* [The data]
_ _ _ _ _

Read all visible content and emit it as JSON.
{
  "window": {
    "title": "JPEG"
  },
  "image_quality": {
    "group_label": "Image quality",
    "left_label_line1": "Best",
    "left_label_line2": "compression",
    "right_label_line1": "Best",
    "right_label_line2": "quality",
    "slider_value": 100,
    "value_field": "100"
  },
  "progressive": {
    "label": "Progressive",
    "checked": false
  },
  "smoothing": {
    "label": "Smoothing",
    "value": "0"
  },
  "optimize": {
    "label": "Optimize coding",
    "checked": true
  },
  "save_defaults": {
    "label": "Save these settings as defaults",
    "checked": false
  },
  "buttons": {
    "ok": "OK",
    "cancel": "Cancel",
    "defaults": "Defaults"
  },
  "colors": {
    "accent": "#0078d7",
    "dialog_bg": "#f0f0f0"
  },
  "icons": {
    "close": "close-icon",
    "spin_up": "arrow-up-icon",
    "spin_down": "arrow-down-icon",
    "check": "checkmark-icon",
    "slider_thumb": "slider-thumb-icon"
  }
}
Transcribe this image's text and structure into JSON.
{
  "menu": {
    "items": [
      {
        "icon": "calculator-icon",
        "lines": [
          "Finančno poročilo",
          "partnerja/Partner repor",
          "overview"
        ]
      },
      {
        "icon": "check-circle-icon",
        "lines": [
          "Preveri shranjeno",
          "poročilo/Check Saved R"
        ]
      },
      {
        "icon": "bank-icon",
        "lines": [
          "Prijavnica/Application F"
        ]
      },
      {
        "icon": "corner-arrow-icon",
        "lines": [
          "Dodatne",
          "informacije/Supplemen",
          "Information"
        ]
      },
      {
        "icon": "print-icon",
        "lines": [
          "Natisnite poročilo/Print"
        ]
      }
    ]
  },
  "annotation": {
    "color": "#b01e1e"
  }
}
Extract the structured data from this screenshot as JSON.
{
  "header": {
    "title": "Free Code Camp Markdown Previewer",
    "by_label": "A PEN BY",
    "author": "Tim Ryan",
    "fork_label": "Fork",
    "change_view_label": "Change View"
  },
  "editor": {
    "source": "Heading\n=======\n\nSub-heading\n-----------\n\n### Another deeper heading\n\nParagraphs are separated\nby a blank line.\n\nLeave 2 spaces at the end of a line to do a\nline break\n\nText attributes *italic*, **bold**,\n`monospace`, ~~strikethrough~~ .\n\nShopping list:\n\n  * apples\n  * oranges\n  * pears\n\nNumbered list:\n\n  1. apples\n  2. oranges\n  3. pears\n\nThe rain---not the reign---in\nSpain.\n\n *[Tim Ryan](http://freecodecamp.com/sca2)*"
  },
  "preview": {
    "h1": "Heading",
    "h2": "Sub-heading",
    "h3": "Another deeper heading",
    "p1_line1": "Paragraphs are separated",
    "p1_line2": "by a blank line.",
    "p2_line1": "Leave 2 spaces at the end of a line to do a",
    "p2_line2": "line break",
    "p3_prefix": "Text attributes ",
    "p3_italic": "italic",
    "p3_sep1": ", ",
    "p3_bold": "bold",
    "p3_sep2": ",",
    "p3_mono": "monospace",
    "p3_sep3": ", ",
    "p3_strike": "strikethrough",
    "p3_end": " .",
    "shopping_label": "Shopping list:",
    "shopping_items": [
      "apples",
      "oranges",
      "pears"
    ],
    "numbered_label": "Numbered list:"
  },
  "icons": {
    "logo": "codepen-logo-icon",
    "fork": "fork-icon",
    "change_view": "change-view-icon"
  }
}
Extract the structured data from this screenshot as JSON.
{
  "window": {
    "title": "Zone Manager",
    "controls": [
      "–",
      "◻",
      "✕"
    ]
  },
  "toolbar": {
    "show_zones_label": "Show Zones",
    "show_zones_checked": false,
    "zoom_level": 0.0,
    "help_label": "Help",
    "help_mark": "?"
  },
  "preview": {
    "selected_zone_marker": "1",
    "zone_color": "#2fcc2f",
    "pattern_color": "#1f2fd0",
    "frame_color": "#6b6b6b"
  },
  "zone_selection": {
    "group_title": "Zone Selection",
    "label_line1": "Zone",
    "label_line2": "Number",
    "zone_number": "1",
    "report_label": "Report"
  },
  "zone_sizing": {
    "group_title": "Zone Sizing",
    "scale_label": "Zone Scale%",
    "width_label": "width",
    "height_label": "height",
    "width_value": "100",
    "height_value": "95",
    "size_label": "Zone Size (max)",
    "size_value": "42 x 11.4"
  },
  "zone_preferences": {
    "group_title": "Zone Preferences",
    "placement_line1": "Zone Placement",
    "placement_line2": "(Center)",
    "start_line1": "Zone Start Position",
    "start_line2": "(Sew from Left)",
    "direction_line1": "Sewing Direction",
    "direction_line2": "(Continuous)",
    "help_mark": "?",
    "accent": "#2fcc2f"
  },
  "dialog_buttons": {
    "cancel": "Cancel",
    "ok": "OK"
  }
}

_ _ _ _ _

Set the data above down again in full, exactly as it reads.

* [Answer area]
Read all visible content and emit it as JSON.
{
  "window": {
    "title": "JPEG"
  },
  "image_quality": {
    "group_label": "Image quality",
    "left_label_line1": "Best",
    "left_label_line2": "compression",
    "right_label_line1": "Best",
    "right_label_line2": "quality",
    "slider_value": 100,
    "value_field": "100"
  },
  "progressive": {
    "label": "Progressive",
    "checked": false
  },
  "smoothing": {
    "label": "Smoothing",
    "value": "0"
  },
  "optimize": {
    "label": "Optimize coding",
    "checked": true
  },
  "save_defaults": {
    "label": "Save these settings as defaults",
    "checked": false
  },
  "buttons": {
    "ok": "OK",
    "cancel": "Cancel",
    "defaults": "Defaults"
  },
  "colors": {
    "accent": "#0078d7",
    "dialog_bg": "#f0f0f0"
  },
  "icons": {
    "close": "close-icon",
    "spin_up": "arrow-up-icon",
    "spin_down": "arrow-down-icon",
    "check": "checkmark-icon",
    "slider_thumb": "slider-thumb-icon"
  }
}
Transcribe this image's text and structure into JSON.
{
  "menu": {
    "items": [
      {
        "icon": "calculator-icon",
        "lines": [
          "Finančno poročilo",
          "partnerja/Partner repor",
          "overview"
        ]
      },
      {
        "icon": "check-circle-icon",
        "lines": [
          "Preveri shranjeno",
          "poročilo/Check Saved R"
        ]
      },
      {
        "icon": "bank-icon",
        "lines": [
          "Prijavnica/Application F"
        ]
      },
      {
        "icon": "corner-arrow-icon",
        "lines": [
          "Dodatne",
          "informacije/Supplemen",
          "Information"
        ]
      },
      {
        "icon": "print-icon",
        "lines": [
          "Natisnite poročilo/Print"
        ]
      }
    ]
  },
  "annotation": {
    "color": "#b01e1e"
  }
}
Extract the structured data from this screenshot as JSON.
{
  "header": {
    "title": "Free Code Camp Markdown Previewer",
    "by_label": "A PEN BY",
    "author": "Tim Ryan",
    "fork_label": "Fork",
    "change_view_label": "Change View"
  },
  "editor": {
    "source": "Heading\n=======\n\nSub-heading\n-----------\n\n### Another deeper heading\n\nParagraphs are separated\nby a blank line.\n\nLeave 2 spaces at the end of a line to do a\nline break\n\nText attributes *italic*, **bold**,\n`monospace`, ~~strikethrough~~ .\n\nShopping list:\n\n  * apples\n  * oranges\n  * pears\n\nNumbered list:\n\n  1. apples\n  2. oranges\n  3. pears\n\nThe rain---not the reign---in\nSpain.\n\n *[Tim Ryan](http://freecodecamp.com/sca2)*"
  },
  "preview": {
    "h1": "Heading",
    "h2": "Sub-heading",
    "h3": "Another deeper heading",
    "p1_line1": "Paragraphs are separated",
    "p1_line2": "by a blank line.",
    "p2_line1": "Leave 2 spaces at the end of a line to do a",
    "p2_line2": "line break",
    "p3_prefix": "Text attributes ",
    "p3_italic": "italic",
    "p3_sep1": ", ",
    "p3_bold": "bold",
    "p3_sep2": ",",
    "p3_mono": "monospace",
    "p3_sep3": ", ",
    "p3_strike": "strikethrough",
    "p3_end": " .",
    "shopping_label": "Shopping list:",
    "shopping_items": [
      "apples",
      "oranges",
      "pears"
    ],
    "numbered_label": "Numbered list:"
  },
  "icons": {
    "logo": "codepen-logo-icon",
    "fork": "fork-icon",
    "change_view": "change-view-icon"
  }
}
Extract the structured data from this screenshot as JSON.
{
  "window": {
    "title": "Zone Manager",
    "controls": [
      "–",
      "◻",
      "✕"
    ]
  },
  "toolbar": {
    "show_zones_label": "Show Zones",
    "show_zones_checked": false,
    "zoom_level": 0.0,
    "help_label": "Help",
    "help_mark": "?"
  },
  "preview": {
    "selected_zone_marker": "1",
    "zone_color": "#2fcc2f",
    "pattern_color": "#1f2fd0",
    "frame_color": "#6b6b6b"
  },
  "zone_selection": {
    "group_title": "Zone Selection",
    "label_line1": "Zone",
    "label_line2": "Number",
    "zone_number": "1",
    "report_label": "Report"
  },
  "zone_sizing": {
    "group_title": "Zone Sizing",
    "scale_label": "Zone Scale%",
    "width_label": "width",
    "height_label": "height",
    "width_value": "100",
    "height_value": "95",
    "size_label": "Zone Size (max)",
    "size_value": "42 x 11.4"
  },
  "zone_preferences": {
    "group_title": "Zone Preferences",
    "placement_line1": "Zone Placement",
    "placement_line2": "(Center)",
    "start_line1": "Zone Start Position",
    "start_line2": "(Sew from Left)",
    "direction_line1": "Sewing Direction",
    "direction_line2": "(Continuous)",
    "help_mark": "?",
    "accent": "#2fcc2f"
  },
  "dialog_buttons": {
    "cancel": "Cancel",
    "ok": "OK"
  }
}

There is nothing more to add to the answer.